● Action item: Write out every line of the material as it stands, apart from the pictures.

● Task material:

---*---

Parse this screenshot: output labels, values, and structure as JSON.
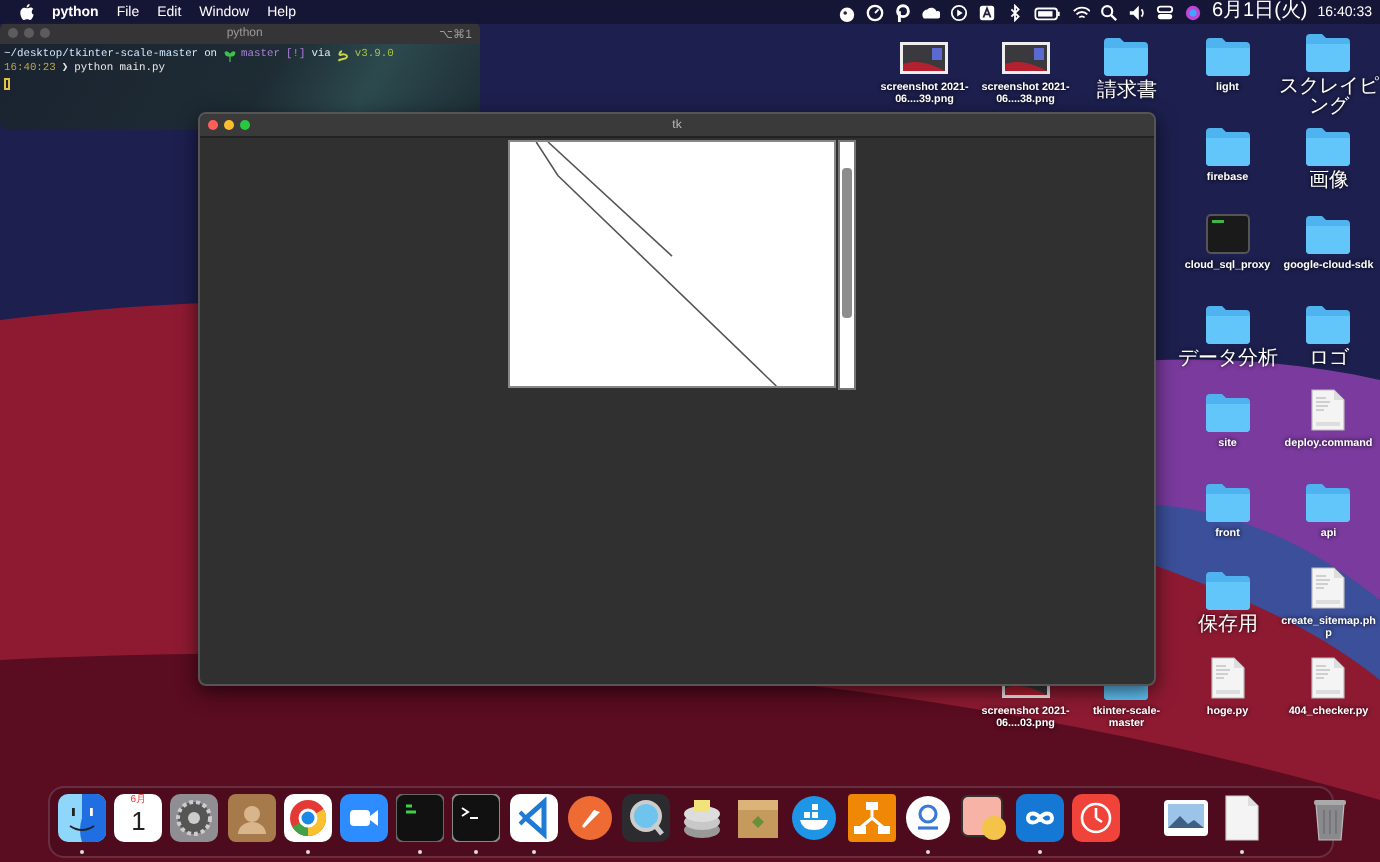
{
  "menu_bar": {
    "app_name": "python",
    "menus": [
      "File",
      "Edit",
      "Window",
      "Help"
    ],
    "date": "6月1日(火)",
    "time": "16:40:33"
  },
  "terminal": {
    "title": "python",
    "shortcut": "⌥⌘1",
    "lines": [
      [
        {
          "kind": "path",
          "text": "~/desktop/tkinter-scale-master"
        },
        {
          "kind": "word",
          "text": "on"
        },
        {
          "kind": "branch-icon"
        },
        {
          "kind": "branch",
          "text": "master"
        },
        {
          "kind": "status",
          "text": "[!]"
        },
        {
          "kind": "word",
          "text": "via"
        },
        {
          "kind": "python-icon"
        },
        {
          "kind": "version",
          "text": "v3.9.0"
        }
      ],
      [
        {
          "kind": "time",
          "text": "16:40:23"
        },
        {
          "kind": "prompt",
          "text": "❯"
        },
        {
          "kind": "command",
          "text": "python main.py"
        }
      ],
      [
        {
          "kind": "cursor"
        }
      ]
    ]
  },
  "tk_window": {
    "title": "tk"
  },
  "desktop_icons": [
    {
      "label": "screenshot 2021-06....39.png",
      "kind": "image"
    },
    {
      "label": "screenshot 2021-06....38.png",
      "kind": "image"
    },
    {
      "label": "請求書",
      "kind": "folder"
    },
    {
      "label": "light",
      "kind": "folder"
    },
    {
      "label": "スクレイピング",
      "kind": "folder"
    },
    {
      "label": "firebase",
      "kind": "folder"
    },
    {
      "label": "画像",
      "kind": "folder"
    },
    {
      "label": "cloud_sql_proxy",
      "kind": "executable"
    },
    {
      "label": "google-cloud-sdk",
      "kind": "folder"
    },
    {
      "label": "データ分析",
      "kind": "folder"
    },
    {
      "label": "ロゴ",
      "kind": "folder"
    },
    {
      "label": "site",
      "kind": "folder"
    },
    {
      "label": "deploy.command",
      "kind": "document"
    },
    {
      "label": "front",
      "kind": "folder"
    },
    {
      "label": "api",
      "kind": "folder"
    },
    {
      "label": "保存用",
      "kind": "folder"
    },
    {
      "label": "create_sitemap.php",
      "kind": "document"
    },
    {
      "label": "screenshot 2021-06....03.png",
      "kind": "image"
    },
    {
      "label": "tkinter-scale-master",
      "kind": "folder"
    },
    {
      "label": "hoge.py",
      "kind": "document"
    },
    {
      "label": "404_checker.py",
      "kind": "document"
    }
  ],
  "dock": {
    "sections": [
      {
        "items": [
          {
            "kind": "finder",
            "running": true
          },
          {
            "kind": "calendar",
            "running": false,
            "month": "6月",
            "day": "1"
          },
          {
            "kind": "settings",
            "running": false
          },
          {
            "kind": "contacts",
            "running": false
          },
          {
            "kind": "browser",
            "running": true
          },
          {
            "kind": "video",
            "running": false
          },
          {
            "kind": "terminal-green",
            "running": true
          },
          {
            "kind": "terminal",
            "running": true
          },
          {
            "kind": "editor",
            "running": true
          },
          {
            "kind": "rocket",
            "running": false
          },
          {
            "kind": "lens",
            "running": false
          },
          {
            "kind": "database",
            "running": false
          },
          {
            "kind": "archive",
            "running": false
          },
          {
            "kind": "whale",
            "running": false
          },
          {
            "kind": "diagram",
            "running": false
          },
          {
            "kind": "ring",
            "running": true
          },
          {
            "kind": "pill",
            "running": false
          },
          {
            "kind": "infinity",
            "running": true
          },
          {
            "kind": "clock",
            "running": false
          }
        ]
      },
      {
        "items": [
          {
            "kind": "photo",
            "running": false
          },
          {
            "kind": "document",
            "running": true
          }
        ]
      },
      {
        "items": [
          {
            "kind": "trash",
            "running": false
          }
        ]
      }
    ]
  }
}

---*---

● Your solution:
Parse this screenshot: output labels, values, and structure as JSON.
{
  "menu_bar": {
    "app_name": "python",
    "menus": [
      "File",
      "Edit",
      "Window",
      "Help"
    ],
    "date": "6月1日(火)",
    "time": "16:40:33"
  },
  "terminal": {
    "title": "python",
    "shortcut": "⌥⌘1",
    "lines": [
      [
        {
          "kind": "path",
          "text": "~/desktop/tkinter-scale-master"
        },
        {
          "kind": "word",
          "text": "on"
        },
        {
          "kind": "branch-icon"
        },
        {
          "kind": "branch",
          "text": "master"
        },
        {
          "kind": "status",
          "text": "[!]"
        },
        {
          "kind": "word",
          "text": "via"
        },
        {
          "kind": "python-icon"
        },
        {
          "kind": "version",
          "text": "v3.9.0"
        }
      ],
      [
        {
          "kind": "time",
          "text": "16:40:23"
        },
        {
          "kind": "prompt",
          "text": "❯"
        },
        {
          "kind": "command",
          "text": "python main.py"
        }
      ],
      [
        {
          "kind": "cursor"
        }
      ]
    ]
  },
  "tk_window": {
    "title": "tk"
  },
  "desktop_icons": [
    {
      "label": "screenshot 2021-06....39.png",
      "kind": "image"
    },
    {
      "label": "screenshot 2021-06....38.png",
      "kind": "image"
    },
    {
      "label": "請求書",
      "kind": "folder"
    },
    {
      "label": "light",
      "kind": "folder"
    },
    {
      "label": "スクレイピング",
      "kind": "folder"
    },
    {
      "label": "firebase",
      "kind": "folder"
    },
    {
      "label": "画像",
      "kind": "folder"
    },
    {
      "label": "cloud_sql_proxy",
      "kind": "executable"
    },
    {
      "label": "google-cloud-sdk",
      "kind": "folder"
    },
    {
      "label": "データ分析",
      "kind": "folder"
    },
    {
      "label": "ロゴ",
      "kind": "folder"
    },
    {
      "label": "site",
      "kind": "folder"
    },
    {
      "label": "deploy.command",
      "kind": "document"
    },
    {
      "label": "front",
      "kind": "folder"
    },
    {
      "label": "api",
      "kind": "folder"
    },
    {
      "label": "保存用",
      "kind": "folder"
    },
    {
      "label": "create_sitemap.php",
      "kind": "document"
    },
    {
      "label": "screenshot 2021-06....03.png",
      "kind": "image"
    },
    {
      "label": "tkinter-scale-master",
      "kind": "folder"
    },
    {
      "label": "hoge.py",
      "kind": "document"
    },
    {
      "label": "404_checker.py",
      "kind": "document"
    }
  ],
  "dock": {
    "sections": [
      {
        "items": [
          {
            "kind": "finder",
            "running": true
          },
          {
            "kind": "calendar",
            "running": false,
            "month": "6月",
            "day": "1"
          },
          {
            "kind": "settings",
            "running": false
          },
          {
            "kind": "contacts",
            "running": false
          },
          {
            "kind": "browser",
            "running": true
          },
          {
            "kind": "video",
            "running": false
          },
          {
            "kind": "terminal-green",
            "running": true
          },
          {
            "kind": "terminal",
            "running": true
          },
          {
            "kind": "editor",
            "running": true
          },
          {
            "kind": "rocket",
            "running": false
          },
          {
            "kind": "lens",
            "running": false
          },
          {
            "kind": "database",
            "running": false
          },
          {
            "kind": "archive",
            "running": false
          },
          {
            "kind": "whale",
            "running": false
          },
          {
            "kind": "diagram",
            "running": false
          },
          {
            "kind": "ring",
            "running": true
          },
          {
            "kind": "pill",
            "running": false
          },
          {
            "kind": "infinity",
            "running": true
          },
          {
            "kind": "clock",
            "running": false
          }
        ]
      },
      {
        "items": [
          {
            "kind": "photo",
            "running": false
          },
          {
            "kind": "document",
            "running": true
          }
        ]
      },
      {
        "items": [
          {
            "kind": "trash",
            "running": false
          }
        ]
      }
    ]
  }
}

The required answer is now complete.